Francisco Cervelli out month-plus

TAMPA, Fla. -- New York Yankees catcher Francisco Cervelli has a broken left foot and will miss a minimum of four weeks and likely more.

An MRI of Cervelli's foot, injured when he fouled a ball off it while batting in the second inning of Wednesday's game against the Astros, revealed a fracture "above the toes," according to manager Joe Girardi.
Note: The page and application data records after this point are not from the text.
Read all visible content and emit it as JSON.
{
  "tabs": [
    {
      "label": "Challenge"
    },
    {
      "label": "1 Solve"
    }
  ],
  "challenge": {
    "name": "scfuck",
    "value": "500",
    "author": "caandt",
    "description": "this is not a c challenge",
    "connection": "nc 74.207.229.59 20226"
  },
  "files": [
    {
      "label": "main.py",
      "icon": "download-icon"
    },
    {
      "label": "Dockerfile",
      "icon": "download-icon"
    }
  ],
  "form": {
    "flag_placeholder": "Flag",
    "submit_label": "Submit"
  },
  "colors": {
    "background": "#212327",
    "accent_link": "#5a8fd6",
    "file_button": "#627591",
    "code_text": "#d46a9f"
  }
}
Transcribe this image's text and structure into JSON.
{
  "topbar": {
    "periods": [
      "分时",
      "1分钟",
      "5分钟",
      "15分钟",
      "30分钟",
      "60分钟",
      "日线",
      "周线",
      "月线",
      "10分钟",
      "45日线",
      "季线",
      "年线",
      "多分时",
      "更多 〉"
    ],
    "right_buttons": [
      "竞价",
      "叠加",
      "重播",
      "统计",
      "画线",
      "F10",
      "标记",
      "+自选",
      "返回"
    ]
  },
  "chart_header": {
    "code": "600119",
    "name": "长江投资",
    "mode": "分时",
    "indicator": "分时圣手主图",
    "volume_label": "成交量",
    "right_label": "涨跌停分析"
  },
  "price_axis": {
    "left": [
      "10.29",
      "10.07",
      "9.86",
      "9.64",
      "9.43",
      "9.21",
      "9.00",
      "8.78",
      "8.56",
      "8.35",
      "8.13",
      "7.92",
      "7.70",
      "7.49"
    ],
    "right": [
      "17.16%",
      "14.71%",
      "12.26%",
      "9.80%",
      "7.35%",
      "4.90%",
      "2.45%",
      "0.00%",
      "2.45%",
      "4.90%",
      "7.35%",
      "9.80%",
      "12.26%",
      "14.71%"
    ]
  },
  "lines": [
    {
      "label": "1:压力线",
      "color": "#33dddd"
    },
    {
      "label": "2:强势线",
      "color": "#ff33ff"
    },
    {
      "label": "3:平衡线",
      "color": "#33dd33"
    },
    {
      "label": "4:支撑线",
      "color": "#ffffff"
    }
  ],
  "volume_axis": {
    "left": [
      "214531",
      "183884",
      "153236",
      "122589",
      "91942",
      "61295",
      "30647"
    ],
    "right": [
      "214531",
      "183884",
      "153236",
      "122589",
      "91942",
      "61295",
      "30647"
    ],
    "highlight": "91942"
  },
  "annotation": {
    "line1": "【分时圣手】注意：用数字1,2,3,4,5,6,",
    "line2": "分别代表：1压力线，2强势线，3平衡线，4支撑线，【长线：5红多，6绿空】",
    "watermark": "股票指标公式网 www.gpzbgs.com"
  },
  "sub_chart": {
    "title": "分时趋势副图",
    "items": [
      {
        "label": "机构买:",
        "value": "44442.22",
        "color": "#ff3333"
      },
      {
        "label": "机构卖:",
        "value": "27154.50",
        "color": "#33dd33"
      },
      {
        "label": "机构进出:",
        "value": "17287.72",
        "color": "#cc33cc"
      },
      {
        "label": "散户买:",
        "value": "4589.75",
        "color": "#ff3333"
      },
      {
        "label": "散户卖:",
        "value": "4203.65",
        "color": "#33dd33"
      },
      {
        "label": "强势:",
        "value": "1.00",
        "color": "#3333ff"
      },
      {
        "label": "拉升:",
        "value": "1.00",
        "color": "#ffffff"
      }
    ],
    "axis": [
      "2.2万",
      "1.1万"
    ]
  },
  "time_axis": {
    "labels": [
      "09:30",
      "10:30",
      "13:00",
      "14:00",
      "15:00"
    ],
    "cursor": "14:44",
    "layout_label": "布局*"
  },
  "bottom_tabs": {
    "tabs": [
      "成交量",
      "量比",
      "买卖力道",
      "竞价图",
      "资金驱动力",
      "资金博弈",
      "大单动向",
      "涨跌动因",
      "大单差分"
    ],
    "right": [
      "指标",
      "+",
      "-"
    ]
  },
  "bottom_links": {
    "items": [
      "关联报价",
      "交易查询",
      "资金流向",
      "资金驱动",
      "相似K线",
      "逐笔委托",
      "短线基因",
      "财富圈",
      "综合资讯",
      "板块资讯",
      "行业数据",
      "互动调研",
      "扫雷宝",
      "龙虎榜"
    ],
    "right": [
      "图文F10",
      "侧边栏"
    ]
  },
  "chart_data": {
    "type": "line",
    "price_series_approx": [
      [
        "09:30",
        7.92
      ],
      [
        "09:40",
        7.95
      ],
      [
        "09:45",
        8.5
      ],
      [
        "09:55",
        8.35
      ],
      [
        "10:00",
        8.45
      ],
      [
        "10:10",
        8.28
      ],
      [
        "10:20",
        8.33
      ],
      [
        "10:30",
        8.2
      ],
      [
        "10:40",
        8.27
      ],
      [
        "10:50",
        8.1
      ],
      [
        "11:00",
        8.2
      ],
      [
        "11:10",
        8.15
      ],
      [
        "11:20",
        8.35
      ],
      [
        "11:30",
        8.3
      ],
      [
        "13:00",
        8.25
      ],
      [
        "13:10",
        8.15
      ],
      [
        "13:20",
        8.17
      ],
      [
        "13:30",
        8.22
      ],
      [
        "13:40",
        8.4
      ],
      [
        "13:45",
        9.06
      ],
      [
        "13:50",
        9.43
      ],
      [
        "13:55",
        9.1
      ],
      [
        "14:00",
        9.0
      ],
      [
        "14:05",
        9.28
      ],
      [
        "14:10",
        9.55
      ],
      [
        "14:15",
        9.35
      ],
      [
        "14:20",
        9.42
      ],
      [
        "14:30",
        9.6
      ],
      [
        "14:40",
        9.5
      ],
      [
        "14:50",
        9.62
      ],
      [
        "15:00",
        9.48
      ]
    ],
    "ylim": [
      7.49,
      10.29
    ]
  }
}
Cervelli, who was engaged in a three-way competition for the backup catcher spot with rookies Jesus Montero and Austin Romine, is walking with the aid of crutches and will have his foot immobilized in a boot for a minimum of four weeks. He will then need several weeks of rehab before being able to return to the field, meaning he will probably miss at least the first month of the regular season.

"I feel for him," Girardi said. "He's had a rough go in spring."

In previous camps, Cervelli has suffered a broken wrist and a concussion after being hit in the head with a pitch. At the time of his injury, he was hitting .600 (3-for-5) and had come to camp noticeably more muscular after offseason training with Robinson Cano in the Dominican Republic.

Cervelli's injury means the Yankees are almost certain to begin the regular season with a rookie backing up Russell Martin. Girardi said the plan was still for Jorge Posada to be the everyday designated hitter. Losing Cervelli also means the temperamental A.J. Burnett loses the player who has been his personal catcher for the past two seasons.

"We still have plenty of guys here that can earn that spot," Girardi said. "We have Montero here, we have Romine here, and we brought in [Gustavo] Molina if we felt our kids weren't ready or if we had something happen."

So far this spring, Montero and Romine have each appeared in three games. So far, Romine has hit better -- 2-for-4 as opposed to 1-for-8 for Montero -- but Montero, whose defense was suspect coming into camp, has impressed Girardi and his staff with his improvement behind the plate. Montero threw out two baserunners in Tuesday's game against the Pirates at Bradenton, and Girardi has mentioned that the 6-foot-4, 230-pounder seems more comfortable behind the plate.

And Montero has a full season at Triple A under his belt -- he hit .289 with 21 homers and 75 RBI for Scranton-Wilkes Barre last season -- while Romine has never played higher than Double A.

"We've got two kids who we believe are very talented," Girardi said. "When you look at Montero and Romine, the one thing they're lacking is the big-league experience, but they're not lacking in talent."

But the manager admitted losing Cervelli robbed the Yankees of an asset at a vital position. "Well, we knew [Cervelli] can do that job," Girardi said. "The other guys, we're not sure of. We're not sure, if it's one of the kids, how they're going to handle it. But we might find out."

Wallace Mattews covers the Yankees for ESPNNewYork.com.